*** Information Section Begins ***
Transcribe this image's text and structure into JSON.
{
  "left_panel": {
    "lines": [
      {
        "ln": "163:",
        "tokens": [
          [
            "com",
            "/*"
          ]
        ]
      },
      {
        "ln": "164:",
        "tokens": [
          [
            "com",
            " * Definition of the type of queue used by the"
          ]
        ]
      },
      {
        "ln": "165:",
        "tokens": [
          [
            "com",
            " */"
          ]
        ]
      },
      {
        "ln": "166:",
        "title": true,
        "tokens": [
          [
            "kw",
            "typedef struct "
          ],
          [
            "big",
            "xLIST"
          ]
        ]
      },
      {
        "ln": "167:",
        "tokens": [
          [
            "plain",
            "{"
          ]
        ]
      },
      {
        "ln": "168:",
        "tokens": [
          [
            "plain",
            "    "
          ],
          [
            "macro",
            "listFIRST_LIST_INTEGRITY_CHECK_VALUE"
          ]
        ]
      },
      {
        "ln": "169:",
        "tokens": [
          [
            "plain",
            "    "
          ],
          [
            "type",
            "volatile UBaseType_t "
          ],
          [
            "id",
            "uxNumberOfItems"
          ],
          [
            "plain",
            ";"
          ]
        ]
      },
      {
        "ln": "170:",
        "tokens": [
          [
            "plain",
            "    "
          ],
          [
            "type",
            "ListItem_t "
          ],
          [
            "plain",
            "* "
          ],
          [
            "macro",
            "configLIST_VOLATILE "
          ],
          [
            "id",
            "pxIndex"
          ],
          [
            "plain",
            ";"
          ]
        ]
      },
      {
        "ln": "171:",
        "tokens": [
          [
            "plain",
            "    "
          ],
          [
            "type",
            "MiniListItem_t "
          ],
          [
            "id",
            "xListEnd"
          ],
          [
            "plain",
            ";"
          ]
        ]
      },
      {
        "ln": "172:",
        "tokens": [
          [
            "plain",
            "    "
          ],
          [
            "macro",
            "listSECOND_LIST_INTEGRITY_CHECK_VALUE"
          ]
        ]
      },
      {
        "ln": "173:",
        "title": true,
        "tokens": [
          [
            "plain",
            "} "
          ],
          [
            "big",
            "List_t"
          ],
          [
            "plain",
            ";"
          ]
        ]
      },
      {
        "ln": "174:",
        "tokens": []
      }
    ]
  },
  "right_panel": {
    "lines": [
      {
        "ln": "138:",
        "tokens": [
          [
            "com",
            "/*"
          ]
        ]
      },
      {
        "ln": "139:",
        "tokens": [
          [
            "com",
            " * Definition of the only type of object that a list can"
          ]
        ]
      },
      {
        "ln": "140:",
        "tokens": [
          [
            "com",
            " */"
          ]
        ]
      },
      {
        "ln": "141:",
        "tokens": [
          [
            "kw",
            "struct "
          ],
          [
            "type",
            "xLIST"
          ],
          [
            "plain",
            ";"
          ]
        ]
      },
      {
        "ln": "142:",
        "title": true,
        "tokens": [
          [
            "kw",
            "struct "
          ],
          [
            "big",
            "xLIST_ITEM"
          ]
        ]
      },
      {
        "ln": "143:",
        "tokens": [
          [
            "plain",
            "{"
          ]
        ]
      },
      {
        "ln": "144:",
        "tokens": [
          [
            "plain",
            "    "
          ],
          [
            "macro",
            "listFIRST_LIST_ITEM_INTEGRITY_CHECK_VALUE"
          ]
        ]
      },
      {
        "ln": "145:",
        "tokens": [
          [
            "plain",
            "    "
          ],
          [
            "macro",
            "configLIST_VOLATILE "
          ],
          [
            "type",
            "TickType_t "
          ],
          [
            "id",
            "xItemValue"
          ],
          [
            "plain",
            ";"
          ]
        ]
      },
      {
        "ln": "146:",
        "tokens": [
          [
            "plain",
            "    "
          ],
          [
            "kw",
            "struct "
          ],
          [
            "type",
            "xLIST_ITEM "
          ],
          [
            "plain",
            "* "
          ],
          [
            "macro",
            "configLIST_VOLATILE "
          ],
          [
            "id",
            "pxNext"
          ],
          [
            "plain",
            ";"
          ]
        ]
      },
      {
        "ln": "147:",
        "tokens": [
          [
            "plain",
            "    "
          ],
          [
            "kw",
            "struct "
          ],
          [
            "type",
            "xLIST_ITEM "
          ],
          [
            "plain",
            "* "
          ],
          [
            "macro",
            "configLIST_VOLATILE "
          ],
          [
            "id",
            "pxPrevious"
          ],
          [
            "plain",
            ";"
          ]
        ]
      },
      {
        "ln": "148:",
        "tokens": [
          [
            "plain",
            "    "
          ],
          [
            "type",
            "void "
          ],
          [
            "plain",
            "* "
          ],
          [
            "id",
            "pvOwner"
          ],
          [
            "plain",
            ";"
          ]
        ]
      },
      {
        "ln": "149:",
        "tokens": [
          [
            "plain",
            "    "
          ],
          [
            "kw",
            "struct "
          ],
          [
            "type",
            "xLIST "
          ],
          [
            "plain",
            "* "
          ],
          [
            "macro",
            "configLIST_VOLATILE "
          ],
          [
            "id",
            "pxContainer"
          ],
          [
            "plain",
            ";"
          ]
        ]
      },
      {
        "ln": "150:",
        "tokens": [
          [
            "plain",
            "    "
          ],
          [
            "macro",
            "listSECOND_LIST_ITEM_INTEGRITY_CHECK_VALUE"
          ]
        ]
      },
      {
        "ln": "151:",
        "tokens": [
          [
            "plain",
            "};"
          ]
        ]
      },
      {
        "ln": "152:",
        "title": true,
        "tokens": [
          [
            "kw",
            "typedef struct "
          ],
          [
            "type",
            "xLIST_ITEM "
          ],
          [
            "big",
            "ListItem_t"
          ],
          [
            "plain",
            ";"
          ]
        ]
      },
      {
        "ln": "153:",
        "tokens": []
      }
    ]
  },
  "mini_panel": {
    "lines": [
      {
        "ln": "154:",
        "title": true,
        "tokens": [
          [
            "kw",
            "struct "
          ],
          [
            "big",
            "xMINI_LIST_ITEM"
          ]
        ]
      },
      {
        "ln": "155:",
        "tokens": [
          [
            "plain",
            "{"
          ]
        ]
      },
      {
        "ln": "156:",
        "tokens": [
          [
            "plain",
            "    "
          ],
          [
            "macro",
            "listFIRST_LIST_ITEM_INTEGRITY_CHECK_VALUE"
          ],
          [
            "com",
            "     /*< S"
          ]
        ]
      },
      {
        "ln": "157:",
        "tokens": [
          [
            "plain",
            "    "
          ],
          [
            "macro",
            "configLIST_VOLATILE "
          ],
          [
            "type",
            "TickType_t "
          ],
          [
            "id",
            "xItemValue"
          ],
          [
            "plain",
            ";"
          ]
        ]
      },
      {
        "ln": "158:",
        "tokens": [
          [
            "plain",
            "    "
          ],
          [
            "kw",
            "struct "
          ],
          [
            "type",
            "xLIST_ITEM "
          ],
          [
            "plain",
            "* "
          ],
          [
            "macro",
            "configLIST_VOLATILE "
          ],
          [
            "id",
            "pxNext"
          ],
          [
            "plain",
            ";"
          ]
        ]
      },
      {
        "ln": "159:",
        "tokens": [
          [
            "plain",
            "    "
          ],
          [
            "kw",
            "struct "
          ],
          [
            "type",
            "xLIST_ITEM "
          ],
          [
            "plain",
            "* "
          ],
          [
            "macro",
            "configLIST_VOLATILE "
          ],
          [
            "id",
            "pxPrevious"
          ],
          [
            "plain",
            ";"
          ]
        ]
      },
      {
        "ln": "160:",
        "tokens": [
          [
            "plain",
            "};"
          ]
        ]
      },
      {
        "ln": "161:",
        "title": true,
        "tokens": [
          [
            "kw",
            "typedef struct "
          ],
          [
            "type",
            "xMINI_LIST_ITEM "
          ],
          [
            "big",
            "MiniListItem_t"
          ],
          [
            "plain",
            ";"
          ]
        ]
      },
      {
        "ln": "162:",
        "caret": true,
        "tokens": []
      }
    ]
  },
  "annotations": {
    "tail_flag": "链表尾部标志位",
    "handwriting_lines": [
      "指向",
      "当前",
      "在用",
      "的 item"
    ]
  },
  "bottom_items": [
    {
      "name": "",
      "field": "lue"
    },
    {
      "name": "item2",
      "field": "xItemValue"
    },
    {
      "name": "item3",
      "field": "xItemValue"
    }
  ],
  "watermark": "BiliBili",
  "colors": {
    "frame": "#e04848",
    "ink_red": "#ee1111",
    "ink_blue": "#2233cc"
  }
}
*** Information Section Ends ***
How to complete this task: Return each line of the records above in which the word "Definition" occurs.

Result of the exercise:
            " * Definition of the type of queue used by the"
            " * Definition of the only type of object that a list can"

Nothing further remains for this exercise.